I disagree with criticising Browning for using of real ‘freaks’ in the film for two reasons. Using them is the only way the film could work, even today. Also there is no disrespect paid to the actors in any way. It was brave of Browning to not only present these people on camera, but present them with dignity. The film reflects realistic reactions and social mores. It’s an indictment of society at large that the ‘freaks’ who would likely have been ostracised and even institutionalised in the outside world create a functional collective in their sideshow company. One with the companionship, loyalty and comfort so often lacking among ‘normals’. At first the freaks seem grotesque and repellent, but it’s incredible how quickly they become sympathetic, likable characters.
Harry Earles as Hans is certainly an interesting ‘lead’ character. Between the poor audio track, his size-affected voice and a heavy German accent, I have no idea what he is saying 90 per cent of the time. But the character conveys real heartbreak and disappointment by the betrayal of his ‘normal’ wife. A little person who is also an aristocrat makes the character a refreshingly complex figure, as he is forced to reconcile his high status and privilege with the biases related to his condition.
I believe Freaks cult appeal runs deeper than simple fascination with and exploitation of the grotesque. Condemning this film as exploitative may be too simplistic, for it dismisses a rather groundbreaking bit of cinema. Some may perceive it (and even enjoy it) as such, but that doesn’t necessarily make it true.
Director: Tod Browning
Writer(s): Clarence Aaron ‘Tod’ Robbins (short story ‘Spurs’), Al Boasberg (uncredited), Willis Goldbeck (uncredited), Leon Gordon (uncredited), Edgar Allan Woolf (uncredited)
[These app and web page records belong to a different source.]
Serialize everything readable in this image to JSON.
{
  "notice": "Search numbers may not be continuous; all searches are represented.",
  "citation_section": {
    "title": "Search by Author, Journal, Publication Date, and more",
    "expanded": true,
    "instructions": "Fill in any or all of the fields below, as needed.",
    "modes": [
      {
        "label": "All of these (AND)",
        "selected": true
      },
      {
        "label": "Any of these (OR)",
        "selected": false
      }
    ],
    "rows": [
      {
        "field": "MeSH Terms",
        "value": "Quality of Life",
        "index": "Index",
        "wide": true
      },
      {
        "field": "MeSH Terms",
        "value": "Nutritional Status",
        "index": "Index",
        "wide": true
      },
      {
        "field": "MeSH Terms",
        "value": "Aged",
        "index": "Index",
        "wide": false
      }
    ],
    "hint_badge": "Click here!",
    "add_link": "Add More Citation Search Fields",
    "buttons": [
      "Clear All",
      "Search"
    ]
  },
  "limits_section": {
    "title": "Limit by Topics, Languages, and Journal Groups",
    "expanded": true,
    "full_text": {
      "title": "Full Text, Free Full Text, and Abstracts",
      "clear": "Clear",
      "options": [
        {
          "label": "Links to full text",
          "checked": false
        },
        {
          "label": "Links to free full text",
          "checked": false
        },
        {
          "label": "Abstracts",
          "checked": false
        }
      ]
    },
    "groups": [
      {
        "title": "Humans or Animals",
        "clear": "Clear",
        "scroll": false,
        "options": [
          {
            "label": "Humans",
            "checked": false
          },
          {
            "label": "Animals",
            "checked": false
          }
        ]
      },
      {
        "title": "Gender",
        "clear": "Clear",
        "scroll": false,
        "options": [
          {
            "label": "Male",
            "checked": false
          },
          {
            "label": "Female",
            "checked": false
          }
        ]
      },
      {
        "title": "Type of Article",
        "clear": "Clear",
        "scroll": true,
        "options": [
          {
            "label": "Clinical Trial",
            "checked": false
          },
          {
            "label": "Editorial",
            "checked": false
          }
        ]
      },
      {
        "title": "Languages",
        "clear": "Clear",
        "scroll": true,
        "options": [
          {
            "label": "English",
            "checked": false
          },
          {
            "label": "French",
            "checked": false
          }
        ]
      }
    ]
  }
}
Runtime(s): 64 minutes
Soren McCarthy, Cult Movies In Sixty Seconds: The Best Films In The World In Less Than A Minute, Fusion Press, 2003.